Writing is part and parcel of nearly every human endeavor and many human endeavors owe their existence and essence to writing. As Walter Ong, S.J., suggests, no matter the course of your life—personally and professionally—writing is one of the primary ways we navigate that life’s contours and complexities. By virtue of this virtue, English 300 traces the roll of writing through a variety of societal endeavors. Likewise, this course introduces students to the field of rhetoric and writing through a sustained engagement with its practices and principles. Students produce a variety of documents (across a variety of genres) in terms of and in the context of key theoretical understandings of that work: namely, rhetorical theory, ethics, information design, and decision architecture. As future professional communicators, students will be continually required to analyze (that is, theorize) audiences, activities, organizations, and contexts. Successful writing practice is always predicated on a prior theoretical understanding or framework.
In addition to addressing the theory/practice key binary, the course is organized around two key metaphors: writing is mapping and writing is decision architecture. Briefly defined, mapping can be understood as the purposeful selection, arrangement, and presentation of information in a usable, primarily visual format for a specific audience. It is an active and creative process, and not merely the passive conveyance of data. Decision architecture is the rhetorical (understood both symbolically and materially) structuring of environments to promote or prescribe certain actions, decisions, or behaviors. These guiding metaphors influence every stage of the course, sometimes directly, sometimes indirectly. In this course and in the writing track at large, writing is not merely the transmission or translation of data or information for an uninformed audience. Rather, it is the generative act of creating, maintaining, and reshaping professional and other social environments which in turn structure and guide the thinking and behavior of others (actions with inherently ethical implications).

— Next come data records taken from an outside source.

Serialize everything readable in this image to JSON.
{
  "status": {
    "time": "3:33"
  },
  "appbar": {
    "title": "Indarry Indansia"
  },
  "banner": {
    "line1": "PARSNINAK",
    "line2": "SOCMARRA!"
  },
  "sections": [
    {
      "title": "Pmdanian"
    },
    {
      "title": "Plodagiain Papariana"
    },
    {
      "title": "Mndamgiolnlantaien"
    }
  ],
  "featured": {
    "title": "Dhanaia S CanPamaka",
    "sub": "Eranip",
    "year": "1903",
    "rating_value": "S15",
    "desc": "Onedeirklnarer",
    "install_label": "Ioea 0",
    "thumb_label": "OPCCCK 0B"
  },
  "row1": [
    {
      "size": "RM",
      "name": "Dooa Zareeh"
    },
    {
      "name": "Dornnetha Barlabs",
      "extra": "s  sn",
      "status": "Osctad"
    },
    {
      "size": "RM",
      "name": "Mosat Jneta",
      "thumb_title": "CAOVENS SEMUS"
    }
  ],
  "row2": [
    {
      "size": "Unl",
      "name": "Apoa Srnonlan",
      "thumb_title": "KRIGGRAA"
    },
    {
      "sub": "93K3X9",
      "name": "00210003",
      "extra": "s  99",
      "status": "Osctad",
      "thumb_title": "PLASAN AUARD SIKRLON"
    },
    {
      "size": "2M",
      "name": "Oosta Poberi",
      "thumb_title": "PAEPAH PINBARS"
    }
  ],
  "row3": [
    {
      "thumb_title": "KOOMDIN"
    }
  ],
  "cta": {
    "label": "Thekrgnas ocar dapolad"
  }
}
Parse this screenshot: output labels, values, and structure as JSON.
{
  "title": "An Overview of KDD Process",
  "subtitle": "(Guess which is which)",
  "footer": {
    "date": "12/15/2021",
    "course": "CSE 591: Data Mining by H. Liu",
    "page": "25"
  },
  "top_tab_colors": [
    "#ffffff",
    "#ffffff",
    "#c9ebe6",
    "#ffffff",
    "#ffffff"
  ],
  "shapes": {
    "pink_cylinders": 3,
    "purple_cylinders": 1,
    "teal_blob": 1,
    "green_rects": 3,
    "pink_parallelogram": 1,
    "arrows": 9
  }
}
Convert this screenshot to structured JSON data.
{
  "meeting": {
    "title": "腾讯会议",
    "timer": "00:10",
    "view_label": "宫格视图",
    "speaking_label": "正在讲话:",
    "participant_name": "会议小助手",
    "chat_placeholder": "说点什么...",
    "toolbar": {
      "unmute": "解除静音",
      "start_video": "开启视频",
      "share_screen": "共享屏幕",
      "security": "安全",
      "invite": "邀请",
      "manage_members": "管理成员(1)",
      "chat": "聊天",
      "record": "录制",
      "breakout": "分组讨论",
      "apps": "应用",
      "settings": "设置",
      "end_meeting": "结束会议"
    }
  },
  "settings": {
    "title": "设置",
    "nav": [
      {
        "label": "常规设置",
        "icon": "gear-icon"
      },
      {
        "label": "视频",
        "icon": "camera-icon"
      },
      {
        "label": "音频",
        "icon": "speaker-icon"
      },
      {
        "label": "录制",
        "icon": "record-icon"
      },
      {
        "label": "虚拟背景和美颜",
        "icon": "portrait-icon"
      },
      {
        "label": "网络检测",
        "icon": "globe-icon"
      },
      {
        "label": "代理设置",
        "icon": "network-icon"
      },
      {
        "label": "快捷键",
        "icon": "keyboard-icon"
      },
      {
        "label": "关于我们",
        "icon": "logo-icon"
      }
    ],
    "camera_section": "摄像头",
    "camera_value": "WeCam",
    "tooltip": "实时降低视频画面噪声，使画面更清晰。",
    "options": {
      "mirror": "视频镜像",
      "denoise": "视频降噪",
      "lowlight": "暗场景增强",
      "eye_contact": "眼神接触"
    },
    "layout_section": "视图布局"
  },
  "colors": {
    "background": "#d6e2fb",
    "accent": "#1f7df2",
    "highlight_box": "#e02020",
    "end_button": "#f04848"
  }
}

With this in mind, the course asks the following questions: what is writing?, what do (professional) writers do?, and who does (professional) writing? Throughout the semester, students engage readings and one another, complete a variety of in-class exercises, and produce a range of documents in exploring (both theoretically and in practice) the work of professional writing. All work in the course stresses the importance of primary research, document design, effective writing, and audience awareness, considerations that will shape the professional lives of students.